Prompt —
Of the entries below, copy only those lines that contain the word "List".

Material supplied —
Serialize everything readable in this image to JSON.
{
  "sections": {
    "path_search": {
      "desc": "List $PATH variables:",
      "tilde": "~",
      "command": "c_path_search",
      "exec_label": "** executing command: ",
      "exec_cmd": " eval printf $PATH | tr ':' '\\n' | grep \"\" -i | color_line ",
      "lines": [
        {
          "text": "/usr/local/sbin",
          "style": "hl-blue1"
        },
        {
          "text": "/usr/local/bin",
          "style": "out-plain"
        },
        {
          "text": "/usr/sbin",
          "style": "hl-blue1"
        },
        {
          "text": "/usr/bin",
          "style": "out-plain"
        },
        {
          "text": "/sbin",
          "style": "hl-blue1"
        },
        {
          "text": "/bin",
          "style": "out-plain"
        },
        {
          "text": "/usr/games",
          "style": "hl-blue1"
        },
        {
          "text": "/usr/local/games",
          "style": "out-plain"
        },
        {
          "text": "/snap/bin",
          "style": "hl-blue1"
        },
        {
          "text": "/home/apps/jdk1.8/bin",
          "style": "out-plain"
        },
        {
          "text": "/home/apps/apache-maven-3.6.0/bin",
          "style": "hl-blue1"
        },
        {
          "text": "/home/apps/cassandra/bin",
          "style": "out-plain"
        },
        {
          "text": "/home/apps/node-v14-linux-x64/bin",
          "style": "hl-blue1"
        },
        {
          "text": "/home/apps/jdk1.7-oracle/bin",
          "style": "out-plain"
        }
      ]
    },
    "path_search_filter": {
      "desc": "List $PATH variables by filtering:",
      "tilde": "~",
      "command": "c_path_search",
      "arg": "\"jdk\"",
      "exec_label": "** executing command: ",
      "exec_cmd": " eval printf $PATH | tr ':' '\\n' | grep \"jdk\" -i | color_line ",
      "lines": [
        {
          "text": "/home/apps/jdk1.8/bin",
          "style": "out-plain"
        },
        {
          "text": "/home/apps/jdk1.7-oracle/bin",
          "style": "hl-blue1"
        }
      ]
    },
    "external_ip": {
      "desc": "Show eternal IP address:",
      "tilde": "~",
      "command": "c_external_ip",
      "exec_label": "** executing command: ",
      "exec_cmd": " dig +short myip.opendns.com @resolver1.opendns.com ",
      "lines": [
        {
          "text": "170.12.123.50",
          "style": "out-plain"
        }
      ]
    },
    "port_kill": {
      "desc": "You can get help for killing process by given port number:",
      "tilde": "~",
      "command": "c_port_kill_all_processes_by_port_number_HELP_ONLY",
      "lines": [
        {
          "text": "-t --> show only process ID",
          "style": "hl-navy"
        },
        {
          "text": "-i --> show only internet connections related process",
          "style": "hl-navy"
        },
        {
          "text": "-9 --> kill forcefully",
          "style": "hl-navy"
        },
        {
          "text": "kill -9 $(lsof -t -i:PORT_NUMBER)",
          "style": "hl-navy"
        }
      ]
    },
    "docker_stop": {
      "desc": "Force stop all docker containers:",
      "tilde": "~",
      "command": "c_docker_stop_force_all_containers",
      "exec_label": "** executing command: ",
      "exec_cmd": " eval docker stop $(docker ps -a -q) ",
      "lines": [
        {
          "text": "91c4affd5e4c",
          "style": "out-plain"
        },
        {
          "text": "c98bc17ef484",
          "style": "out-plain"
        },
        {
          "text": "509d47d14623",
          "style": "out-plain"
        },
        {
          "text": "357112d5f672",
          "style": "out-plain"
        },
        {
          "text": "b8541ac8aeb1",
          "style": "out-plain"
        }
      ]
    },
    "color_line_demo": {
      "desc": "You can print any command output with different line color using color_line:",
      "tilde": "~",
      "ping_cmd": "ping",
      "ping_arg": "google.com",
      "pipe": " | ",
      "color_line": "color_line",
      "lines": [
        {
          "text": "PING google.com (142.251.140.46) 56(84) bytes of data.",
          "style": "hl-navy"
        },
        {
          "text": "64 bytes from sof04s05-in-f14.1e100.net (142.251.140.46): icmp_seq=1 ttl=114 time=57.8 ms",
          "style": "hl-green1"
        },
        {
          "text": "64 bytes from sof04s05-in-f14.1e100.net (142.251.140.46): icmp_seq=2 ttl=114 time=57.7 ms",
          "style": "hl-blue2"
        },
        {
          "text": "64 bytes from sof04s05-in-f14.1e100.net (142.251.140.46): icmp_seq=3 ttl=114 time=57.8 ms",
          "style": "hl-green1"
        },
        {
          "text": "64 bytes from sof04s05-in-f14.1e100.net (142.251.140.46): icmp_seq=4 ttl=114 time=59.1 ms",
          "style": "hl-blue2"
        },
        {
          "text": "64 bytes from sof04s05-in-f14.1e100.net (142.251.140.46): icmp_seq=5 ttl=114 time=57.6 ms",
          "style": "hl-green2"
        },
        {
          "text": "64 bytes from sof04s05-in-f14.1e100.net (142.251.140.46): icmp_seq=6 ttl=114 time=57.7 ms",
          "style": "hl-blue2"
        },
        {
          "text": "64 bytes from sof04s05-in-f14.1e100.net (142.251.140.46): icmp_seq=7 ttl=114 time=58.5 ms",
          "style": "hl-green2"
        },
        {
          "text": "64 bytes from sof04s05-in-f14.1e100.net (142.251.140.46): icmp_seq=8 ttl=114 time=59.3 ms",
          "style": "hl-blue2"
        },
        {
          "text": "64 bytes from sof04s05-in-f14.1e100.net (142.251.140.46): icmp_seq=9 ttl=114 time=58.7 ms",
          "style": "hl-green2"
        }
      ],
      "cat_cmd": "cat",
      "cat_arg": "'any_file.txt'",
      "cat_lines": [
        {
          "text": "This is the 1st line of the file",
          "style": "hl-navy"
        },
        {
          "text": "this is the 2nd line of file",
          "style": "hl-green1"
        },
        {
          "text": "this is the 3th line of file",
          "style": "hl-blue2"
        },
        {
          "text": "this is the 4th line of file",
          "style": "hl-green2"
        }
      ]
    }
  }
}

Result —
      "desc": "List $PATH variables:",
      "desc": "List $PATH variables by filtering:",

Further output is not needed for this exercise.